• **WHAT YOU HAVE TO DO**
Go over each line of the entries below, count those with "AETOS", and give only the count.

• **Website and app data records**
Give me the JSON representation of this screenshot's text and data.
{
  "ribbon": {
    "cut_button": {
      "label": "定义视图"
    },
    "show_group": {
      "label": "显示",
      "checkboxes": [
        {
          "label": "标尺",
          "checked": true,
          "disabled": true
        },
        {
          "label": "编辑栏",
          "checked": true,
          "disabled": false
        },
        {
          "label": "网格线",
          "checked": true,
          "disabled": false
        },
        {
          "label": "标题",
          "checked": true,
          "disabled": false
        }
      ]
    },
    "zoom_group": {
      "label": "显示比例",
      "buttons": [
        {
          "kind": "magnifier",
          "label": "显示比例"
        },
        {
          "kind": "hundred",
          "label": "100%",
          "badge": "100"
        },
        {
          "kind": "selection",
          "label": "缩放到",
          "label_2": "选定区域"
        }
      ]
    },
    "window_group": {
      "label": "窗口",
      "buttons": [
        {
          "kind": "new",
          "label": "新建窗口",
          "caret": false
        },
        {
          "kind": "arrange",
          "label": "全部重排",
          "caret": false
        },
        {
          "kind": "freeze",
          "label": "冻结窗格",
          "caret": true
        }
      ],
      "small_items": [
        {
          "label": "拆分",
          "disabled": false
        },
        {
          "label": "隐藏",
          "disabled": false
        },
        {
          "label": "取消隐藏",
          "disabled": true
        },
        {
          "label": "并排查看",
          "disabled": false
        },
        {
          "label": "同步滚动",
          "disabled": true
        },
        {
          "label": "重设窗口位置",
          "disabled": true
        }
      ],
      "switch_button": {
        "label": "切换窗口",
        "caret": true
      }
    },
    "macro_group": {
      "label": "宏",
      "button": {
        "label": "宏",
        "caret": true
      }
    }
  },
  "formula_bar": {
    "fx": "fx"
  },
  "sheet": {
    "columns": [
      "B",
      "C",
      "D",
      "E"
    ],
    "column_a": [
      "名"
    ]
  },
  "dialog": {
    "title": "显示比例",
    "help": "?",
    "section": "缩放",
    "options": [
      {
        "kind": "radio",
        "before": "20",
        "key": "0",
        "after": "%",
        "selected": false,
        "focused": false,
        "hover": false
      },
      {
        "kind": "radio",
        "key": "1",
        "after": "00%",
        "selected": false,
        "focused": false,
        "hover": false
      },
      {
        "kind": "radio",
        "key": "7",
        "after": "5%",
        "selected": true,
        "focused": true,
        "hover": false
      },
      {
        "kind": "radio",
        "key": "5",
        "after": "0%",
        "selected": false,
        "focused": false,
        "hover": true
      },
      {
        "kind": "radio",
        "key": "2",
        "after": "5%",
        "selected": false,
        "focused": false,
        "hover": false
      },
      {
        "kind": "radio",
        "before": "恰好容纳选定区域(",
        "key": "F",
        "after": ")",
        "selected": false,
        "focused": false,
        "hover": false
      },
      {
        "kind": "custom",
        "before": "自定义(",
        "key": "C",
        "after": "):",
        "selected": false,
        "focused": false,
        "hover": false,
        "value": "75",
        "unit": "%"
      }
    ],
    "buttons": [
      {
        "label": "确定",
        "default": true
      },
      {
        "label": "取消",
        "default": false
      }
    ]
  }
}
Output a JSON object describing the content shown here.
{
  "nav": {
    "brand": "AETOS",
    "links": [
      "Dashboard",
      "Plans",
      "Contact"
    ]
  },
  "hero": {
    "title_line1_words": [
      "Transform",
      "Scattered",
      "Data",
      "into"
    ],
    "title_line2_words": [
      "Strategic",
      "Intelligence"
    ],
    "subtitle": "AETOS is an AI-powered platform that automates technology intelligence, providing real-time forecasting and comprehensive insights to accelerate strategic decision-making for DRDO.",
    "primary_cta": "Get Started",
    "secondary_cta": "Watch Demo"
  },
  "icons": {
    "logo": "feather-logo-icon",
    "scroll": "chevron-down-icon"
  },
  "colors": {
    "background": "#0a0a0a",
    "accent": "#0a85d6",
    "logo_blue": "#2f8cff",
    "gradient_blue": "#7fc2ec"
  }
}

• **ANSWER TO THE EXERCISE**
2